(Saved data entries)
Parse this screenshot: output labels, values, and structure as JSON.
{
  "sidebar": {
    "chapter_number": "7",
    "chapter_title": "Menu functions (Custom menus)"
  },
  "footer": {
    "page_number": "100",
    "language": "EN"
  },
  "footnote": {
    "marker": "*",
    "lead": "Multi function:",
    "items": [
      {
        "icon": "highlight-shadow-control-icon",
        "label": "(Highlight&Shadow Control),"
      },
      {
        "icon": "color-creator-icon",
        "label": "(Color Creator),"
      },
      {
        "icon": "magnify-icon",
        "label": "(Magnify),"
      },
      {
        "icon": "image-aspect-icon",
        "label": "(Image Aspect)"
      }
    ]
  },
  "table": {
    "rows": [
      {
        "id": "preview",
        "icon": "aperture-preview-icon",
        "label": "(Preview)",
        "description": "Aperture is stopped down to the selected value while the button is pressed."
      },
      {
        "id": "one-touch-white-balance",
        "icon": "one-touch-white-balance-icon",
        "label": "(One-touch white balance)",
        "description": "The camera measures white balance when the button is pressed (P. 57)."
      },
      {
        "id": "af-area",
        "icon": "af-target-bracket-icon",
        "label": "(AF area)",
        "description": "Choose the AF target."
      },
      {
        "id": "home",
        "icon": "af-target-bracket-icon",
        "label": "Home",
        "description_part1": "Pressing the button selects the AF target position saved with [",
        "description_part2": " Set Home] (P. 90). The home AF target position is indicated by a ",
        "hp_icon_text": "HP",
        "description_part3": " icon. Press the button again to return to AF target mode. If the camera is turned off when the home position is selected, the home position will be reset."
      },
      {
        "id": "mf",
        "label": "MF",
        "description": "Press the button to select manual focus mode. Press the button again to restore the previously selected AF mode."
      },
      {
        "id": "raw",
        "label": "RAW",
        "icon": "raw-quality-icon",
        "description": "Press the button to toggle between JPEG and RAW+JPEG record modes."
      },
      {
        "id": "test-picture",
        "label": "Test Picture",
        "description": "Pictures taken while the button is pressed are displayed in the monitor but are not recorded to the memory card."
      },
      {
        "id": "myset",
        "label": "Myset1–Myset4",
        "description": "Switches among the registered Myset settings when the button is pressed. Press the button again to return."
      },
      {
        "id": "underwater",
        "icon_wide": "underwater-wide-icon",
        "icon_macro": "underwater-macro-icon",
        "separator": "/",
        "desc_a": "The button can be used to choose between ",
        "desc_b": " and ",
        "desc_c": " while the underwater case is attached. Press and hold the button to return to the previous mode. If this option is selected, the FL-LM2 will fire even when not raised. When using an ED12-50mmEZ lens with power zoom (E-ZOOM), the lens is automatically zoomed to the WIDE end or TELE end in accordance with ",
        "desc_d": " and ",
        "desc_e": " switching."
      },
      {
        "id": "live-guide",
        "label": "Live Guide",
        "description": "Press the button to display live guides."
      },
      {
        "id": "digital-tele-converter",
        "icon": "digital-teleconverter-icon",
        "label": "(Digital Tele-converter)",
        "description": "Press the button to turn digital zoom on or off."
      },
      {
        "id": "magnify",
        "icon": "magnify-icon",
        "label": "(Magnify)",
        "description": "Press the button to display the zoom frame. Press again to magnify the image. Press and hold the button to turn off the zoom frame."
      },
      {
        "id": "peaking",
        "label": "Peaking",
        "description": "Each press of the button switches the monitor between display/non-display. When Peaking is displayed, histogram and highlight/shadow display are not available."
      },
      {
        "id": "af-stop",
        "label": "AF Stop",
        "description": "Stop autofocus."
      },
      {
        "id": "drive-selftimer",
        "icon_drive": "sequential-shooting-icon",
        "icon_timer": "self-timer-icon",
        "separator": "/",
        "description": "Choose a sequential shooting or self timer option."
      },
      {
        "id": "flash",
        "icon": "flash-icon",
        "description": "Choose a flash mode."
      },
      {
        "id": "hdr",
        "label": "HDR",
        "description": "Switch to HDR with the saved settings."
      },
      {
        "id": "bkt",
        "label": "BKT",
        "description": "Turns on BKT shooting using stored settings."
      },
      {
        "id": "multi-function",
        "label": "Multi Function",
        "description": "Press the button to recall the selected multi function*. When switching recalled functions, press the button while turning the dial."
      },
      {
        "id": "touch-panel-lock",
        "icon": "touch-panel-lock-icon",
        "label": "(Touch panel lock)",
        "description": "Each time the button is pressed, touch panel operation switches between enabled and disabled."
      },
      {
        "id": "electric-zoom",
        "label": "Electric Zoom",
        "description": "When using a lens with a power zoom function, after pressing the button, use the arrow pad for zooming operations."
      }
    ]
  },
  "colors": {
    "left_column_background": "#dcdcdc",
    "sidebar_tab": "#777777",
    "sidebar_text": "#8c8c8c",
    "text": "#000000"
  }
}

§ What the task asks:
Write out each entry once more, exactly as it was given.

§ Task result:
Parse this screenshot: output labels, values, and structure as JSON.
{
  "sidebar": {
    "chapter_number": "7",
    "chapter_title": "Menu functions (Custom menus)"
  },
  "footer": {
    "page_number": "100",
    "language": "EN"
  },
  "footnote": {
    "marker": "*",
    "lead": "Multi function:",
    "items": [
      {
        "icon": "highlight-shadow-control-icon",
        "label": "(Highlight&Shadow Control),"
      },
      {
        "icon": "color-creator-icon",
        "label": "(Color Creator),"
      },
      {
        "icon": "magnify-icon",
        "label": "(Magnify),"
      },
      {
        "icon": "image-aspect-icon",
        "label": "(Image Aspect)"
      }
    ]
  },
  "table": {
    "rows": [
      {
        "id": "preview",
        "icon": "aperture-preview-icon",
        "label": "(Preview)",
        "description": "Aperture is stopped down to the selected value while the button is pressed."
      },
      {
        "id": "one-touch-white-balance",
        "icon": "one-touch-white-balance-icon",
        "label": "(One-touch white balance)",
        "description": "The camera measures white balance when the button is pressed (P. 57)."
      },
      {
        "id": "af-area",
        "icon": "af-target-bracket-icon",
        "label": "(AF area)",
        "description": "Choose the AF target."
      },
      {
        "id": "home",
        "icon": "af-target-bracket-icon",
        "label": "Home",
        "description_part1": "Pressing the button selects the AF target position saved with [",
        "description_part2": " Set Home] (P. 90). The home AF target position is indicated by a ",
        "hp_icon_text": "HP",
        "description_part3": " icon. Press the button again to return to AF target mode. If the camera is turned off when the home position is selected, the home position will be reset."
      },
      {
        "id": "mf",
        "label": "MF",
        "description": "Press the button to select manual focus mode. Press the button again to restore the previously selected AF mode."
      },
      {
        "id": "raw",
        "label": "RAW",
        "icon": "raw-quality-icon",
        "description": "Press the button to toggle between JPEG and RAW+JPEG record modes."
      },
      {
        "id": "test-picture",
        "label": "Test Picture",
        "description": "Pictures taken while the button is pressed are displayed in the monitor but are not recorded to the memory card."
      },
      {
        "id": "myset",
        "label": "Myset1–Myset4",
        "description": "Switches among the registered Myset settings when the button is pressed. Press the button again to return."
      },
      {
        "id": "underwater",
        "icon_wide": "underwater-wide-icon",
        "icon_macro": "underwater-macro-icon",
        "separator": "/",
        "desc_a": "The button can be used to choose between ",
        "desc_b": " and ",
        "desc_c": " while the underwater case is attached. Press and hold the button to return to the previous mode. If this option is selected, the FL-LM2 will fire even when not raised. When using an ED12-50mmEZ lens with power zoom (E-ZOOM), the lens is automatically zoomed to the WIDE end or TELE end in accordance with ",
        "desc_d": " and ",
        "desc_e": " switching."
      },
      {
        "id": "live-guide",
        "label": "Live Guide",
        "description": "Press the button to display live guides."
      },
      {
        "id": "digital-tele-converter",
        "icon": "digital-teleconverter-icon",
        "label": "(Digital Tele-converter)",
        "description": "Press the button to turn digital zoom on or off."
      },
      {
        "id": "magnify",
        "icon": "magnify-icon",
        "label": "(Magnify)",
        "description": "Press the button to display the zoom frame. Press again to magnify the image. Press and hold the button to turn off the zoom frame."
      },
      {
        "id": "peaking",
        "label": "Peaking",
        "description": "Each press of the button switches the monitor between display/non-display. When Peaking is displayed, histogram and highlight/shadow display are not available."
      },
      {
        "id": "af-stop",
        "label": "AF Stop",
        "description": "Stop autofocus."
      },
      {
        "id": "drive-selftimer",
        "icon_drive": "sequential-shooting-icon",
        "icon_timer": "self-timer-icon",
        "separator": "/",
        "description": "Choose a sequential shooting or self timer option."
      },
      {
        "id": "flash",
        "icon": "flash-icon",
        "description": "Choose a flash mode."
      },
      {
        "id": "hdr",
        "label": "HDR",
        "description": "Switch to HDR with the saved settings."
      },
      {
        "id": "bkt",
        "label": "BKT",
        "description": "Turns on BKT shooting using stored settings."
      },
      {
        "id": "multi-function",
        "label": "Multi Function",
        "description": "Press the button to recall the selected multi function*. When switching recalled functions, press the button while turning the dial."
      },
      {
        "id": "touch-panel-lock",
        "icon": "touch-panel-lock-icon",
        "label": "(Touch panel lock)",
        "description": "Each time the button is pressed, touch panel operation switches between enabled and disabled."
      },
      {
        "id": "electric-zoom",
        "label": "Electric Zoom",
        "description": "When using a lens with a power zoom function, after pressing the button, use the arrow pad for zooming operations."
      }
    ]
  },
  "colors": {
    "left_column_background": "#dcdcdc",
    "sidebar_tab": "#777777",
    "sidebar_text": "#8c8c8c",
    "text": "#000000"
  }
}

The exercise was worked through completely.